**EXERCISE OBJECTIVE**
Give the count of lines in the records below that contain "title", with no other words.

(Records from a data collection)

□ □ □ □

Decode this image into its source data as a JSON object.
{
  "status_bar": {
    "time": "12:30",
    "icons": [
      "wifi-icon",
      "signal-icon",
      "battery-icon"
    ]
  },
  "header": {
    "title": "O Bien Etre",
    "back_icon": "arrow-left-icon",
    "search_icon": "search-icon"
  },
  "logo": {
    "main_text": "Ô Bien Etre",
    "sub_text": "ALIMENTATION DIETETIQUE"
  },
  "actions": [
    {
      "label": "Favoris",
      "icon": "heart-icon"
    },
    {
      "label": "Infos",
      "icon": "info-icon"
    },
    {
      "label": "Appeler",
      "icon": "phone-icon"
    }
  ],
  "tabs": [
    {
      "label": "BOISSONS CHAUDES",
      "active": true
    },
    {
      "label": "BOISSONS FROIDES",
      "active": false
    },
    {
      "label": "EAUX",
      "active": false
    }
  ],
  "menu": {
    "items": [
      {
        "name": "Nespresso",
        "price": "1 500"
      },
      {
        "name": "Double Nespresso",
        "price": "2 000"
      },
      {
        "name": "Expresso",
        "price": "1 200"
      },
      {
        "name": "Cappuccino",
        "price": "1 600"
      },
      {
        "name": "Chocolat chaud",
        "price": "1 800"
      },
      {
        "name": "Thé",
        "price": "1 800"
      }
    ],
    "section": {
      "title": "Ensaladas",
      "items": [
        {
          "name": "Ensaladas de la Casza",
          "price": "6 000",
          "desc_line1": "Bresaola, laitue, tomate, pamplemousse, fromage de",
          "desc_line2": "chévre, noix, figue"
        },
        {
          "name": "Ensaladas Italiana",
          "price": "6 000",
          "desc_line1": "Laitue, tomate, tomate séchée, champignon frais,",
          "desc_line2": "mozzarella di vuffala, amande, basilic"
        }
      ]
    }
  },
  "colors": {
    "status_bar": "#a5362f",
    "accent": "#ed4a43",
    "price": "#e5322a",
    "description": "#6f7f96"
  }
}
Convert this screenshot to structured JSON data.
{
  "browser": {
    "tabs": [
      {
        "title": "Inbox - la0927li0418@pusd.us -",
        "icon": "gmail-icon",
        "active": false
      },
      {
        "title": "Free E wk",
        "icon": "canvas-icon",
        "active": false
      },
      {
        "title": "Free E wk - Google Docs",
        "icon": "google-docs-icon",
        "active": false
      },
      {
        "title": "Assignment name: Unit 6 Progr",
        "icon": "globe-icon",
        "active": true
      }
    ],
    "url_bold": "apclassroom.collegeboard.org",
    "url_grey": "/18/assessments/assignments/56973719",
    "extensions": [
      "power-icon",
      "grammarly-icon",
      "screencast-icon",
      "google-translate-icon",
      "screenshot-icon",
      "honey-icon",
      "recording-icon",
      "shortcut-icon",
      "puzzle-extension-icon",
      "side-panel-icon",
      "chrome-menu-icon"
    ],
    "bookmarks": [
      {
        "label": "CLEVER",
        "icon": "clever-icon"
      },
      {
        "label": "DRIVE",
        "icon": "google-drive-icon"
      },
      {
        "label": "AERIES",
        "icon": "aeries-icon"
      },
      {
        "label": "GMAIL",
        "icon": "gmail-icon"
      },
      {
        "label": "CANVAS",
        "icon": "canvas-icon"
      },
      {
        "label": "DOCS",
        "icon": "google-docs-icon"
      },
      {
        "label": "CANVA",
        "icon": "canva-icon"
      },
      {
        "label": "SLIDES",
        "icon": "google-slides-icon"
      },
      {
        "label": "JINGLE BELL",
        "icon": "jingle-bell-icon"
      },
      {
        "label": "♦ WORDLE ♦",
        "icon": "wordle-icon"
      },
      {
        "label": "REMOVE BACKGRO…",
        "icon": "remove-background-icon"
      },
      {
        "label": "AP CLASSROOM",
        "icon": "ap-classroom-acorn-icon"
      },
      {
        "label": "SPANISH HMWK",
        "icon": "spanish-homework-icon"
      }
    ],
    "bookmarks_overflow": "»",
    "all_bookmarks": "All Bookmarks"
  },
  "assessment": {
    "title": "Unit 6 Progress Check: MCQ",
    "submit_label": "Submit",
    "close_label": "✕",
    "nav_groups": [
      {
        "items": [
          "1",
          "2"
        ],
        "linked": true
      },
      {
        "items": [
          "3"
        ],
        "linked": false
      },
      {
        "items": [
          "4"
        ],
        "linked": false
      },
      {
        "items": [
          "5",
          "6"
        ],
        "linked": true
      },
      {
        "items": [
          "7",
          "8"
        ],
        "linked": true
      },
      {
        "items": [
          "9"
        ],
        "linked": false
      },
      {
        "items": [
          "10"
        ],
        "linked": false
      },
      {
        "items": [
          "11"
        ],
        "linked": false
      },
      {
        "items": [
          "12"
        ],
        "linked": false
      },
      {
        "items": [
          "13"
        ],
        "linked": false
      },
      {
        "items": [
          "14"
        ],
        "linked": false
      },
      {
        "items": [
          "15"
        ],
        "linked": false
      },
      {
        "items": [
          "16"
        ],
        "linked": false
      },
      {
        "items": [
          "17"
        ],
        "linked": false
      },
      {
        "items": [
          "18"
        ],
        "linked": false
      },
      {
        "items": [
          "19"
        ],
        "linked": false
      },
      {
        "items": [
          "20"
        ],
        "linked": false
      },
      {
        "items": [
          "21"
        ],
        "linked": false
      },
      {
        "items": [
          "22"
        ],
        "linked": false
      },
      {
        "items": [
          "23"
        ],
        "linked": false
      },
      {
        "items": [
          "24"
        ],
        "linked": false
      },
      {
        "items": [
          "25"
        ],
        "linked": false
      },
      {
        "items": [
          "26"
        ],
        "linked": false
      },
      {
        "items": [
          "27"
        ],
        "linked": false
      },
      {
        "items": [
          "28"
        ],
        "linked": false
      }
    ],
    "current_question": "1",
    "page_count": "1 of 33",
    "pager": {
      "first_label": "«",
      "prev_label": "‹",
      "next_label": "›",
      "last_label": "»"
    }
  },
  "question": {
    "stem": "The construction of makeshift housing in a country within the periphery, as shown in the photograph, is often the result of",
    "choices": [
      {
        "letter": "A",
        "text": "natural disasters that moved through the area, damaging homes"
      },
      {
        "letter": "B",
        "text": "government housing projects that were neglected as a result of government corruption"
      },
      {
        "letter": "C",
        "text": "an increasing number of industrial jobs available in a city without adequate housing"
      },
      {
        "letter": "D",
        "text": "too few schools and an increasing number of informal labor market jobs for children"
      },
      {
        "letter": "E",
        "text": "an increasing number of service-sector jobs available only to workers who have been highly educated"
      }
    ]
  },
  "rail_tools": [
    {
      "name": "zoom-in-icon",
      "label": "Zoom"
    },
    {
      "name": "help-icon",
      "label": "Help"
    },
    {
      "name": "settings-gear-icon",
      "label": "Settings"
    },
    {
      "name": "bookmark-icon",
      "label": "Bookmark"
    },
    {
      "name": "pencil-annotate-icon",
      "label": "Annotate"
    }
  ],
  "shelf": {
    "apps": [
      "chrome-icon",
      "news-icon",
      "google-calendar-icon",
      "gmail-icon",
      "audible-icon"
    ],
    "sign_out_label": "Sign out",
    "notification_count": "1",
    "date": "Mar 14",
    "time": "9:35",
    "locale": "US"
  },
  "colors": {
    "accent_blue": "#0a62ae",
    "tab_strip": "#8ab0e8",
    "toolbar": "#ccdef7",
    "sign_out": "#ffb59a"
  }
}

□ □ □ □

**WRITTEN RESPONSE**
7